I’ve designed matted 8″ x 10″ collages for galleries for a few years. I will give the winner of my work a choice of color-way to choose from.  Here are some examples:

Mini collage B-45

Mini collage B-45

mini collage G-43

mini collage G-43

mini collage T-37

mini collage T-37

So go ahead and jot February 4, 2015 on your paper or digital calendar as a great day to help an honorable cause while acquiring some spectacular fiber art.


eating the elephant…one bite at a time

Monday, March 17th, 2014

scrapsI am on the precipice of starting a new body of work which is a three year collaboration with another artist.  I have been doing my R & D work on this for months and now am ready to get to work.

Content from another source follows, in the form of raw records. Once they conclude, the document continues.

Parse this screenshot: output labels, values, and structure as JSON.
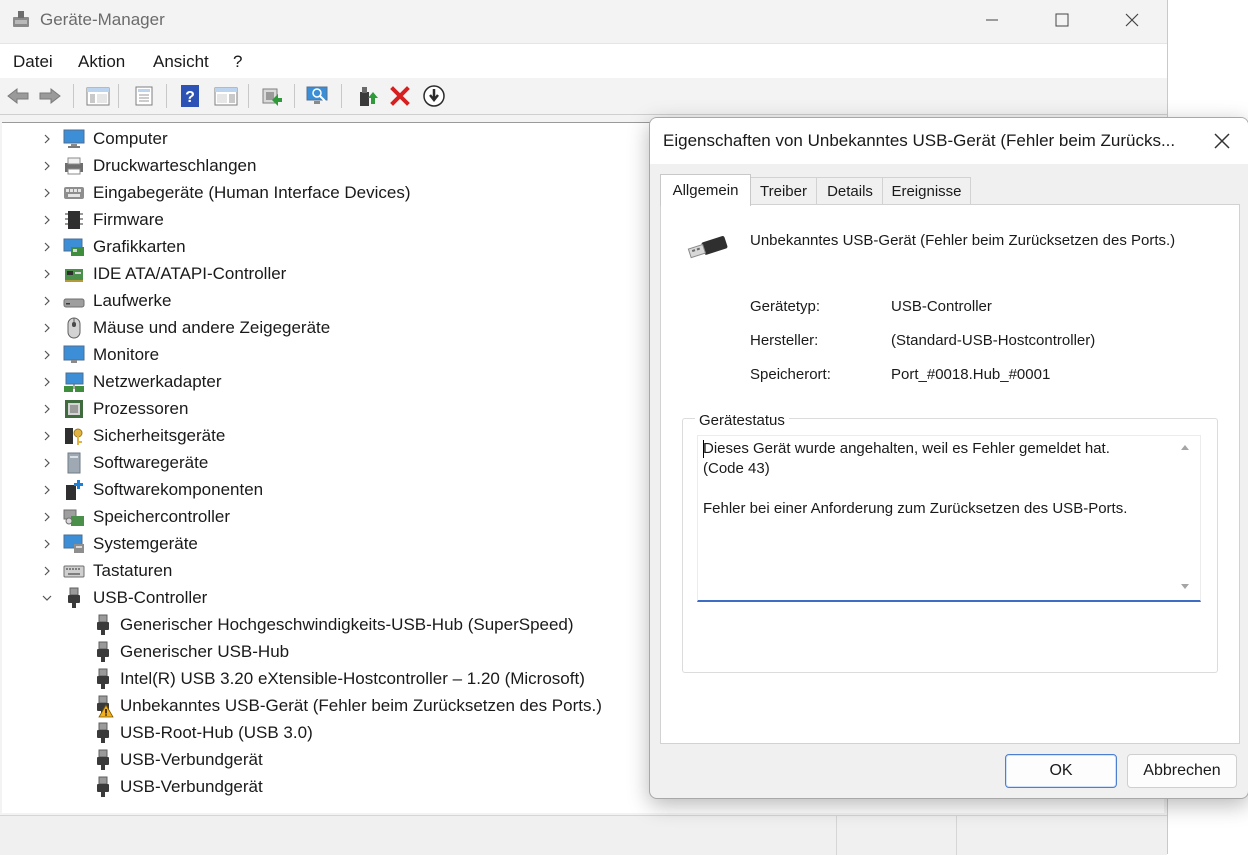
{
  "window": {
    "title": "Geräte-Manager"
  },
  "menu": [
    "Datei",
    "Aktion",
    "Ansicht",
    "?"
  ],
  "toolbar_icons": [
    "back-arrow-icon",
    "forward-arrow-icon",
    "show-hide-console-tree-icon",
    "properties-icon",
    "help-icon",
    "action-pane-icon",
    "update-driver-icon",
    "scan-hardware-icon",
    "enable-device-icon",
    "uninstall-device-icon",
    "disable-device-icon"
  ],
  "tree": {
    "categories": [
      {
        "label": "Computer",
        "icon": "computer-icon"
      },
      {
        "label": "Druckwarteschlangen",
        "icon": "printer-icon"
      },
      {
        "label": "Eingabegeräte (Human Interface Devices)",
        "icon": "hid-icon"
      },
      {
        "label": "Firmware",
        "icon": "firmware-icon"
      },
      {
        "label": "Grafikkarten",
        "icon": "display-adapter-icon"
      },
      {
        "label": "IDE ATA/ATAPI-Controller",
        "icon": "ide-controller-icon"
      },
      {
        "label": "Laufwerke",
        "icon": "disk-drive-icon"
      },
      {
        "label": "Mäuse und andere Zeigegeräte",
        "icon": "mouse-icon"
      },
      {
        "label": "Monitore",
        "icon": "monitor-icon"
      },
      {
        "label": "Netzwerkadapter",
        "icon": "network-adapter-icon"
      },
      {
        "label": "Prozessoren",
        "icon": "processor-icon"
      },
      {
        "label": "Sicherheitsgeräte",
        "icon": "security-device-icon"
      },
      {
        "label": "Softwaregeräte",
        "icon": "software-device-icon"
      },
      {
        "label": "Softwarekomponenten",
        "icon": "software-component-icon"
      },
      {
        "label": "Speichercontroller",
        "icon": "storage-controller-icon"
      },
      {
        "label": "Systemgeräte",
        "icon": "system-device-icon"
      },
      {
        "label": "Tastaturen",
        "icon": "keyboard-icon"
      }
    ],
    "usb_category": "USB-Controller",
    "usb_devices": [
      {
        "label": "Generischer Hochgeschwindigkeits-USB-Hub (SuperSpeed)",
        "warning": false
      },
      {
        "label": "Generischer USB-Hub",
        "warning": false
      },
      {
        "label": "Intel(R) USB 3.20 eXtensible-Hostcontroller – 1.20 (Microsoft)",
        "warning": false
      },
      {
        "label": "Unbekanntes USB-Gerät (Fehler beim Zurücksetzen des Ports.)",
        "warning": true
      },
      {
        "label": "USB-Root-Hub (USB 3.0)",
        "warning": false
      },
      {
        "label": "USB-Verbundgerät",
        "warning": false
      },
      {
        "label": "USB-Verbundgerät",
        "warning": false
      }
    ]
  },
  "dialog": {
    "title": "Eigenschaften von Unbekanntes USB-Gerät (Fehler beim Zurücks...",
    "tabs": [
      "Allgemein",
      "Treiber",
      "Details",
      "Ereignisse"
    ],
    "active_tab": "Allgemein",
    "device_name": "Unbekanntes USB-Gerät (Fehler beim Zurücksetzen des Ports.)",
    "info": [
      {
        "label": "Gerätetyp:",
        "value": "USB-Controller"
      },
      {
        "label": "Hersteller:",
        "value": "(Standard-USB-Hostcontroller)"
      },
      {
        "label": "Speicherort:",
        "value": "Port_#0018.Hub_#0001"
      }
    ],
    "status_label": "Gerätestatus",
    "status_text": "Dieses Gerät wurde angehalten, weil es Fehler gemeldet hat.\n(Code 43)\n\nFehler bei einer Anforderung zum Zurücksetzen des USB-Ports.",
    "ok_label": "OK",
    "cancel_label": "Abbrechen"
  },
  "colors": {
    "accent": "#3b6ec4",
    "warning": "#f2b01e",
    "error": "#d61f1f"
  }
}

Just as when I decided to do the Tall Girl Series, the idea of designing over two dozen large pieces of work in 2-3 years is a bit overwhelming; and yet at the same time I love those kinds of challenges.  In that case I made a business plan and have done much the same here. It helps with the planning and execution of so many ideas. I’ve heard it said as if eating an elephant, one bite at a time.

The last week has been a bit frenzied with giving my retrospective lecture to a group of 150 on Saturday and finalizing choices for the kitchen renovation, meeting with various contractors etc. And yet in there I found a bit of time for elephant appetizers.  I began sorting through my bags of scraps and cutting them to sew into strips. It is the mere beginnings of what I visualize will be a running theme throughout my 24-25 pieces for this collaboration.

scrap-pileI don’t save every scrap to cross my blade. I save only to-die-for scraps, batiks and fabrics I have designed. That said I have amassed three large plastic bags full since the last time I gave scraps away, which I do from time to time.

There is something incredibly soothing and relaxing about piecing little tiny bits of fabrics together. It is as meditative as it is productive.  I have friends who sew nothing but scrap quilts and they are always beautiful. There really is something to this process.scrap-strips

By the time I finish the pile of scraps and subsequent strip building I will be ready to jump in on piece #1.  I can’t think of anything I’d rather do than make art to distract me from the kitchen renovation!


REPO rerun…

Thursday, March 13th, 2014

This month is the annual REPO exhibit fundraiser at Arts Guild of Sonoma. All artist members and invited artists contribute work that is comprised of at least 75% recycled materials. REPO consists of opening/closing receptions with a month long exhibit.  The opening exhibit was well attended and the current price of each work is listed on the AGS website.  It’s surprising there is no online bidding!

The funds generated from this event underwrite community art programs. Right now my work #50 is available for a mere $75 and my friend Jonna’s beautiful IO sculpture #73 also for a paltry $75 .


So my word to the wise is this. If you are interested in bidding on this spectacular art call the guild 707.996.3115 any day except Tuesday between 11 am-4:30 pm PDT, and give them your name, your bid ($25 minimum increment) and phone number. Bidding ends at the closing reception on March 29th from 7-9 pm. The guild is located at 140 East Napa St, Sonoma, CA 95476 if you want to stop by in person.

This may be your one great chance to own spectacular, fun and intriguing art for a song.  Bid high and bid often!


Tuesday, March 4th, 2014


Last week I finished my contribution for the annual REPO fundraiser at Arts Guild of Sonoma. This is Keeping Up Appearances #6 and is designed from a vintage cotton-metallic tablecloth and damask napkins. It is 14″ x 14″.


Every piece of art in REPO is made of 75% recycled materials. Members of AGS and invited artists donate their work for this event to underwrite community art programs.

The silent auction starts at the opening reception on March 7th from 7-9 pm and ends at the closing reception on March 29th 7-9 pm. There is a $10 entry at the opening reception. Opening bids are $50. The guild is located at 140 East Napa Street in Sonoma.


What is particularly awesome about this exhibit is one can bid online so they need not have direct access to the wonderful burg of Sonoma. Click on the REPO link and bid away!

When I dropped off this piece last night there were already oohs and aaahs.  I can’t wait to see what ingenious work the other artists have produced!